Buffalo’s offense is a Patriots-style system that’s built upon concepts involving option and crossing routes from the slot, downfield routes from the outside, designed quarterback runs to take advantage of Allen’s mobility, deep dropbacks and alignments that create favorable matchups (and some trick plays with jet/orbit motion and sweeps with Isaiah McKenzie). They have also used more pre-snap motion and expanded upon their play-action and screen game greatly this season.
Not to be outdone by their defensive counterparts, the Bills also have some players on offense who are dinged up going into their outing with the Patriots. Tight end Dawson Knox is out with a calf injury and remains on the COVID-19 list. Ford and Winters are both nursing aching knees, but Brown should return to help Buffalo in the vertical passing game and Feliciano will make his season debut after missing the first seven contests with a torn pectoral muscle. Lee Smith is also back after spending last week on the COVID-19 list.

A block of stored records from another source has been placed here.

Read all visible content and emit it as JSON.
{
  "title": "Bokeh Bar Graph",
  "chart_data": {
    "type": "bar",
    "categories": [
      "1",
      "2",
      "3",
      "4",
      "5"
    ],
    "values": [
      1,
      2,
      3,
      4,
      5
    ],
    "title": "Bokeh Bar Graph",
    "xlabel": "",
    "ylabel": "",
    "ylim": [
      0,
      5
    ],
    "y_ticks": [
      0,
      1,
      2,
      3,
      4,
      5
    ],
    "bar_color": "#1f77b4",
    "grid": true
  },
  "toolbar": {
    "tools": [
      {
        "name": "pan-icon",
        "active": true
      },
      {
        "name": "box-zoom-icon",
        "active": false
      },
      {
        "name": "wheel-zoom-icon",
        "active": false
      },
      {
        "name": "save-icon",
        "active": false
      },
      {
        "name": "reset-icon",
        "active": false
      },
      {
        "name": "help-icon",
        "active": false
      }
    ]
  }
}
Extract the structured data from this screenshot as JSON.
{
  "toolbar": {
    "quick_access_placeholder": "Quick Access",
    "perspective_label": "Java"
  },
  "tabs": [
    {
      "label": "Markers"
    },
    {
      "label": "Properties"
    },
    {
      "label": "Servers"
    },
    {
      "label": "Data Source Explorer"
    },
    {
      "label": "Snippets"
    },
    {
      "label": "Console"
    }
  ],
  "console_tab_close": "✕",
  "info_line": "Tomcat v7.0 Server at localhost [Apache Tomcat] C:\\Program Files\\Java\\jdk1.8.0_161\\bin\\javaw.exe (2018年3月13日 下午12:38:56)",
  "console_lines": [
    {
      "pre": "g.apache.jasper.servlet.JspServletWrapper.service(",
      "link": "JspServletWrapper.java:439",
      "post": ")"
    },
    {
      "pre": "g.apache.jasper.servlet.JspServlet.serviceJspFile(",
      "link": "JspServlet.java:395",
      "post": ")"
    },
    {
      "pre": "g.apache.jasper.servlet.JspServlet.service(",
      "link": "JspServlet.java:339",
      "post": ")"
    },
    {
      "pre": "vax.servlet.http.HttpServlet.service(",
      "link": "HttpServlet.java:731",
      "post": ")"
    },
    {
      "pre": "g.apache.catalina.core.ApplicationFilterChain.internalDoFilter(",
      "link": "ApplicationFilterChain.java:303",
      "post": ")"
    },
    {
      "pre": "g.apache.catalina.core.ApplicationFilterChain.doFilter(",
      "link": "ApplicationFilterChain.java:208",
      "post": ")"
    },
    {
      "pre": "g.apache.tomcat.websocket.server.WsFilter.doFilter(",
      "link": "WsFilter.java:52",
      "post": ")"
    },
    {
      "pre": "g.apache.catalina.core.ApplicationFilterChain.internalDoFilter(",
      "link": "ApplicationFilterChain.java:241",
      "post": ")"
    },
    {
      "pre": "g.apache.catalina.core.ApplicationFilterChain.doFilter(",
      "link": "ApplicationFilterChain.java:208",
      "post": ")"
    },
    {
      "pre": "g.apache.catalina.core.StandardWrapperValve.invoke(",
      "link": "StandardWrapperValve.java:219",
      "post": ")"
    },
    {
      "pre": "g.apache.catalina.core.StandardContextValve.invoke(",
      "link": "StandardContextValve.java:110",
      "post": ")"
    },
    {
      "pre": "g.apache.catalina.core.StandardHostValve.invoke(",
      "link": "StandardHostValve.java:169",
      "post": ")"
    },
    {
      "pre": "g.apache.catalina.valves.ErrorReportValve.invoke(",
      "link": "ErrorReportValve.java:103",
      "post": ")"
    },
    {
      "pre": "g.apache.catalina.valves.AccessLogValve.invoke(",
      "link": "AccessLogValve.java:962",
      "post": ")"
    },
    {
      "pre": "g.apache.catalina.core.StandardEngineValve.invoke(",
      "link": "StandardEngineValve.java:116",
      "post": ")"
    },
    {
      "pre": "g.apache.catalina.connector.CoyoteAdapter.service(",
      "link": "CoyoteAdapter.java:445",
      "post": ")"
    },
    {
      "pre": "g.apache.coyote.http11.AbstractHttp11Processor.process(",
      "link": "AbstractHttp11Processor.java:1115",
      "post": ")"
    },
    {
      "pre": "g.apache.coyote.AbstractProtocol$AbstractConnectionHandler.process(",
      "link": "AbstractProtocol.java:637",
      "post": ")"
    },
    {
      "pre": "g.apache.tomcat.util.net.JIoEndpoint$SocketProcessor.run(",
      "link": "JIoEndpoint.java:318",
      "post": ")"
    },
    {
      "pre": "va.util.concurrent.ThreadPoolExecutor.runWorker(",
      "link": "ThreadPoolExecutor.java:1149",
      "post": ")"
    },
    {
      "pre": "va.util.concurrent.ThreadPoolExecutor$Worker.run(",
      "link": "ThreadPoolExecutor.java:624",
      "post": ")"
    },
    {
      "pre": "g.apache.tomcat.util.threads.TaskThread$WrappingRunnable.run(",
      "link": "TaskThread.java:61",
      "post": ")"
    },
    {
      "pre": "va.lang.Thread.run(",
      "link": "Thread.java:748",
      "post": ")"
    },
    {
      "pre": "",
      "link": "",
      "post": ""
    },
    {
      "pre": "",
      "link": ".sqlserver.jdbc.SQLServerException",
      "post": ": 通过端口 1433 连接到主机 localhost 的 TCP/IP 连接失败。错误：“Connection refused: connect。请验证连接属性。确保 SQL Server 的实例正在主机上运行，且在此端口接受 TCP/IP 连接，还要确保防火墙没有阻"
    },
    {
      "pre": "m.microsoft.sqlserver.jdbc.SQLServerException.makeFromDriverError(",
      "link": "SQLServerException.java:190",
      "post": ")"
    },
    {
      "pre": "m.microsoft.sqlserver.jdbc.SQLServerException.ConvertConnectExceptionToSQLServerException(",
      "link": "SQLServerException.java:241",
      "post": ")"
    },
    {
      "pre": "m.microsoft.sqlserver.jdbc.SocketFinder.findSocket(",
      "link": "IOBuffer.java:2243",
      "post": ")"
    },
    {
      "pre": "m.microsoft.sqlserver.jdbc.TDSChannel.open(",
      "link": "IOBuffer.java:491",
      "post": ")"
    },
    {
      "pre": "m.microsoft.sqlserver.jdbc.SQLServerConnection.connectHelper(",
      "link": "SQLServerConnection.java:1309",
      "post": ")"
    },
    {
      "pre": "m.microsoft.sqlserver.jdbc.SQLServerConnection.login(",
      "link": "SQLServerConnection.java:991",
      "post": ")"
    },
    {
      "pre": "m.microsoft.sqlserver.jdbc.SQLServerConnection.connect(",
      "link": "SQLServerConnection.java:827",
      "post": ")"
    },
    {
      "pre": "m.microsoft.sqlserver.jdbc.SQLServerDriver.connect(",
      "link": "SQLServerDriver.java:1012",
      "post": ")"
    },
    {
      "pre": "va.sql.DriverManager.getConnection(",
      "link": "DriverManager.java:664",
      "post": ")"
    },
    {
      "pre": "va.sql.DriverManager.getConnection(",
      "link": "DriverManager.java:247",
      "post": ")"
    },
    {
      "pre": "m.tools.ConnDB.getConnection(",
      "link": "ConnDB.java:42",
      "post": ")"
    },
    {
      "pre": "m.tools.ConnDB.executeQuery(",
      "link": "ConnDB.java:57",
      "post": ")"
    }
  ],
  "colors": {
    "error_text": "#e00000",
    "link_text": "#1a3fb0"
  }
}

- Allen could surpass Jack Kemp’s team mark of 13 career games with both a passing and rushing score.
- Buffalo last defeated the Patriots in October of 2016 when Jacoby Brissett filled in for an injured Tom Brady.
- Diggs currently leads all AFC wide receivers in receiving yards and is tied for first in receptions.
- Newton and Allen each have the most rushing touchdowns by a quarterback over his first three seasons in NFL history, with 28 and 20, respectively.
- The Patriots have turned the ball over 14 times in six games so far (three fumbles, 11 interceptions) – the second-most in the NFL – and are on pace for 37 over a full season, which would be the most they have had since 1994.
- According to Chris Brown of buffalobills.com, the Patriots have had less than 14 turnovers in an entire season four times – 2010, 2014, 2016 and 2017.
- New England’s defense struggled last week in adjusting to the myriad of motions in the San Francisco 49ers’ offense. Will they be able to adapt to the amount of motion in the Bills’ offense?
- According to NFL Research, last week the Bills became the first NFL team to win a game with no touchdowns and not punting once since 1941 when Washington defeated the Brooklyn Dodgers 3-0.
- Should Allen throw for 300 yards and rush for 50 again in the same game, he would join Steve Young (eight), Michael Vick (four), Newton (three) and Russell Wilson (three) as the only quarterbacks in the last 70 years to have more than two such games in their careers (Allen has done so twice in the 2020 season alone).
- McDermott surpassed Wade Phillips for fourth in team history in career victories last week with his 30th win. Ahead of Phillips are Chuck Knox (37), Lou Saban (68) and Marv Levy (112).
- Could Buffalo play more coverages with a single-high safety like Cover One and Cover Three to stack the box against Newton and company and take away the running game? It may depend on the health of safety Micah Hyde, who is usually the safety playing the single-high role. If he’s out, all bets are off.
- Last week Bass tied the franchise’s single-game record for most field goals in one contest set by Steve Christie in October of 1996 – coincidentally, both outings were against the Jets. Bass also set the team record for most field goals attempted in a game.